Background: The aim of this study was to explore the predictive value of baseline characteristics in relation to changes in physical activity (PA) and sedentary behaviour among diabetic and prediabetic patients participating in a primary care based exercise intervention. We used a descriptive case series among diabetic and pre-diabetic patients. Measurements took place with questionnaires at baseline and two years after the start of the intervention. Predictor variables included demographic factors, Body Mass Index, baseline PA and sitting time, and baseline socio-cognitive profile.
Results: At follow-up, respondents spent more time being physically active than at baseline. For the total group, the average sitting time remained almost unchanged between the two.
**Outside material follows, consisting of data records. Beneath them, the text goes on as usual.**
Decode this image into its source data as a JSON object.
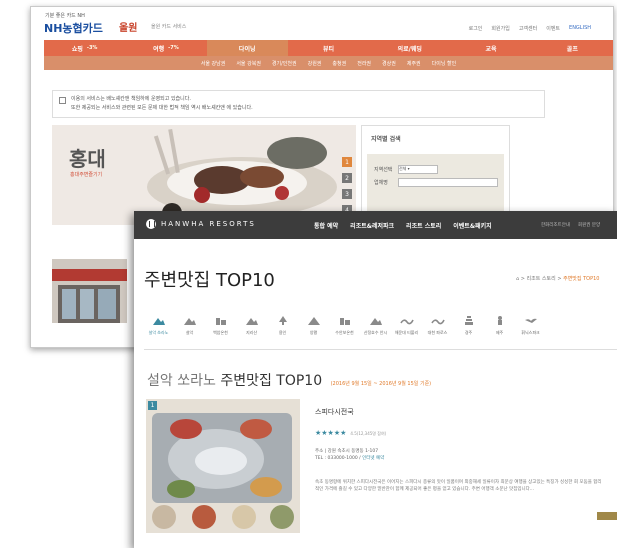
{
  "back_window": {
    "brand_small": "기분 좋은 카드 NH",
    "brand": "NH농협카드",
    "service_logo": "올원",
    "service_sub": "올원 카드 서비스",
    "top_links": [
      "로그인",
      "회원가입",
      "고객센터",
      "이벤트",
      "ENGLISH"
    ],
    "nav_main": [
      {
        "label": "쇼핑",
        "badge": "-3%",
        "active": false
      },
      {
        "label": "여행",
        "badge": "-7%",
        "active": false
      },
      {
        "label": "다이닝",
        "badge": "",
        "active": true
      },
      {
        "label": "뷰티",
        "badge": "",
        "active": false
      },
      {
        "label": "의료/웨딩",
        "badge": "",
        "active": false
      },
      {
        "label": "교육",
        "badge": "",
        "active": false
      },
      {
        "label": "골프",
        "badge": "",
        "active": false
      }
    ],
    "nav_sub": [
      "서울 강남권",
      "서울 강북권",
      "경기/인천권",
      "강원권",
      "충청권",
      "전라권",
      "경상권",
      "제주권",
      "다이닝 할인"
    ],
    "notice_line1": "이용의 서비스는 배노셰칸앤 책임하에 운영되고 있습니다.",
    "notice_line2": "또한 제공되는 서비스와 관련된 모든 문제 대한 법적 책임 역시 배노셰칸앤 에 있습니다.",
    "hero_title": "홍대",
    "hero_subtitle": "홍대주변즐기기",
    "hero_pages": [
      "1",
      "2",
      "3",
      "4"
    ],
    "region_search": {
      "title": "지역별 검색",
      "label_area": "지역선택",
      "select_value": "전체",
      "label_keyword": "업체명",
      "button": "검색"
    }
  },
  "front_window": {
    "logo_text": "HANWHA RESORTS",
    "menu": [
      "통합 예약",
      "리조트&레저파크",
      "리조트 스토리",
      "이벤트&패키지"
    ],
    "util_links": [
      "한화리조트안내",
      "회원권 분양"
    ],
    "page_title": "주변맛집 TOP10",
    "breadcrumb_prefix": "⌂ > 리조트 스토리 >",
    "breadcrumb_current": "주변맛집 TOP10",
    "resort_tabs": [
      {
        "label": "설악 쏘라노",
        "icon": "mountain-icon",
        "active": true
      },
      {
        "label": "설악",
        "icon": "mountain-icon",
        "active": false
      },
      {
        "label": "백암온천",
        "icon": "building-icon",
        "active": false
      },
      {
        "label": "지리산",
        "icon": "mountain-icon",
        "active": false
      },
      {
        "label": "용인",
        "icon": "tree-icon",
        "active": false
      },
      {
        "label": "양평",
        "icon": "tent-icon",
        "active": false
      },
      {
        "label": "수안보온천",
        "icon": "building-icon",
        "active": false
      },
      {
        "label": "산정호수 안시",
        "icon": "mountain-icon",
        "active": false
      },
      {
        "label": "해운대 티볼리",
        "icon": "wave-icon",
        "active": false
      },
      {
        "label": "대천 파로스",
        "icon": "wave-icon",
        "active": false
      },
      {
        "label": "경주",
        "icon": "pagoda-icon",
        "active": false
      },
      {
        "label": "제주",
        "icon": "statue-icon",
        "active": false
      },
      {
        "label": "휘닉스파크",
        "icon": "bird-icon",
        "active": false
      }
    ],
    "section_title_prefix": "설악 쏘라노",
    "section_title_main": "주변맛집 TOP10",
    "section_period": "(2016년 9월 15일 ~ 2016년 9월 15일 기준)",
    "restaurant": {
      "rank": "1",
      "name": "스피다시전국",
      "stars": "★★★★★",
      "rating": "4.5(12,345명 참여)",
      "address": "주소 | 강원 속초시 동명동 1-107",
      "tel": "TEL : 033000-1000 / ",
      "tel_link": "인터넷 예약",
      "description": "속초 동명항에 위치한 스피다시전국은 이어지는 스피다시 종류의 맛이 일품이며 외중해세 일류이자 최문상 여행을 상고있는 특징가 싱싱한 회 모둠을 합리적인 가격에 즐길 수 있고 다양한 밑반찬이 함께 제공되어 좋은 평을 얻고 있습니다. 주변 어행객 소문난 맛집입니다..."
    }
  }
}
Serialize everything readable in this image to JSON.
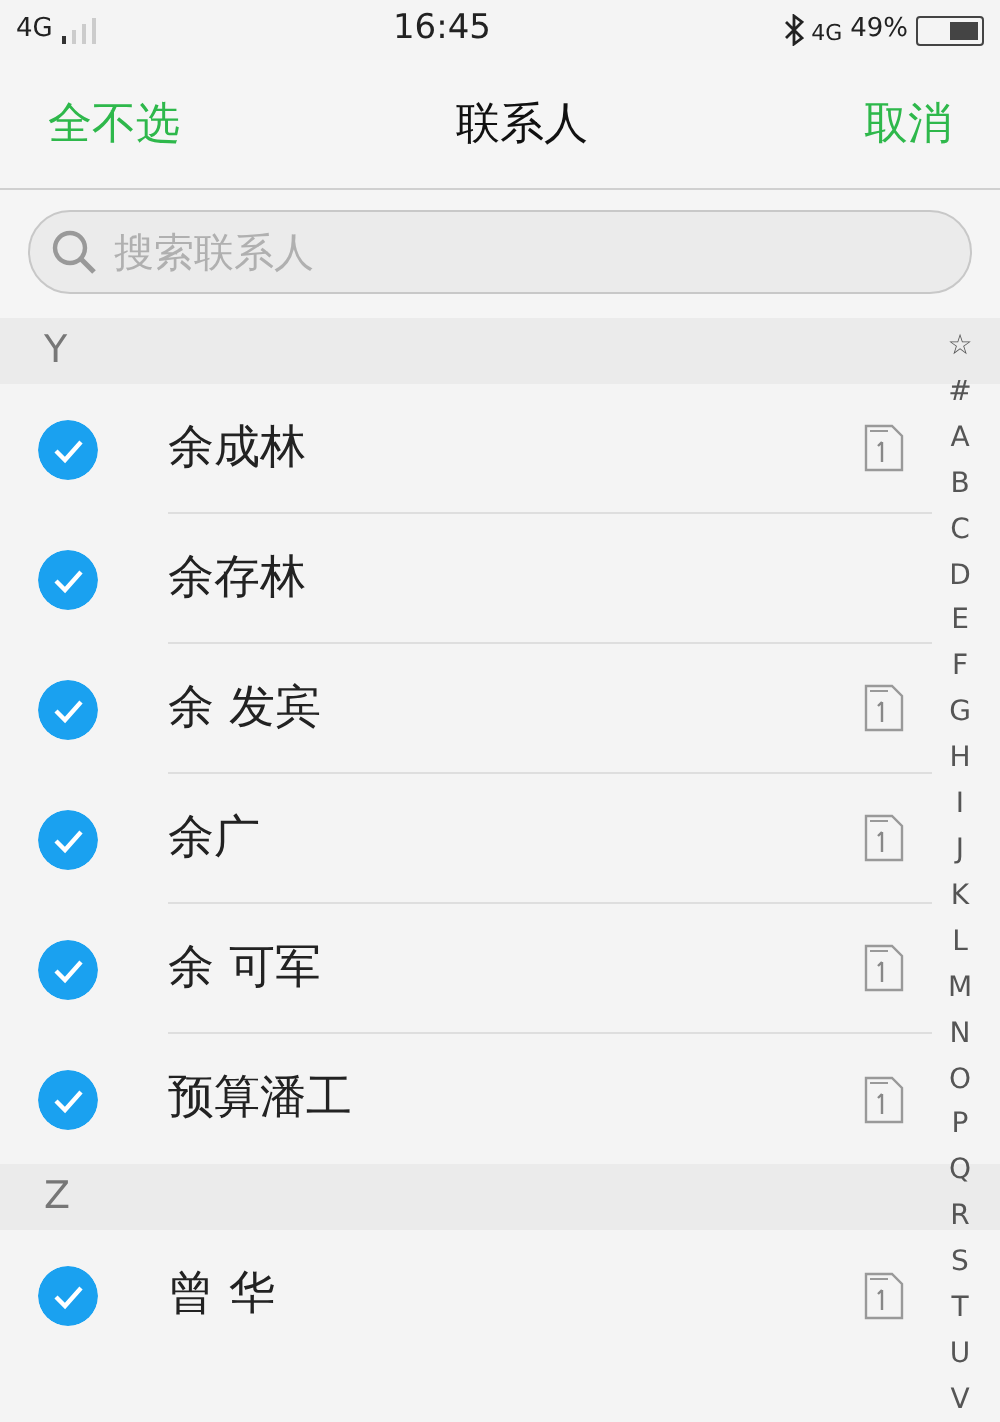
{
  "status_bar": {
    "network": "4G",
    "time": "16:45",
    "data_network": "4G",
    "battery": "49%"
  },
  "header": {
    "left_action": "全不选",
    "title": "联系人",
    "right_action": "取消"
  },
  "search": {
    "placeholder": "搜索联系人"
  },
  "sections": [
    {
      "letter": "Y",
      "contacts": [
        {
          "name": "余成林",
          "checked": true,
          "sim": true
        },
        {
          "name": "余存林",
          "checked": true,
          "sim": false
        },
        {
          "name": "余 发宾",
          "checked": true,
          "sim": true
        },
        {
          "name": "余广",
          "checked": true,
          "sim": true
        },
        {
          "name": "余 可军",
          "checked": true,
          "sim": true
        },
        {
          "name": "预算潘工",
          "checked": true,
          "sim": true
        }
      ]
    },
    {
      "letter": "Z",
      "contacts": [
        {
          "name": "曾 华",
          "checked": true,
          "sim": true
        }
      ]
    }
  ],
  "index": [
    "☆",
    "#",
    "A",
    "B",
    "C",
    "D",
    "E",
    "F",
    "G",
    "H",
    "I",
    "J",
    "K",
    "L",
    "M",
    "N",
    "O",
    "P",
    "Q",
    "R",
    "S",
    "T",
    "U",
    "V"
  ]
}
Conclusions: Interventions for this specific target group may need to put more emphasis on the prevention of increased sitting time. The finding that the socio-cognitive profile did not predict behaviour change may underline the proposition that decisions to initiate and maintain PA behaviour change are to a large extend non-linear events. Acknowledging the possible nonlinearity of the relationship between socio-cognitive determinants and behaviour change will help our understanding of this complex and dynamic process.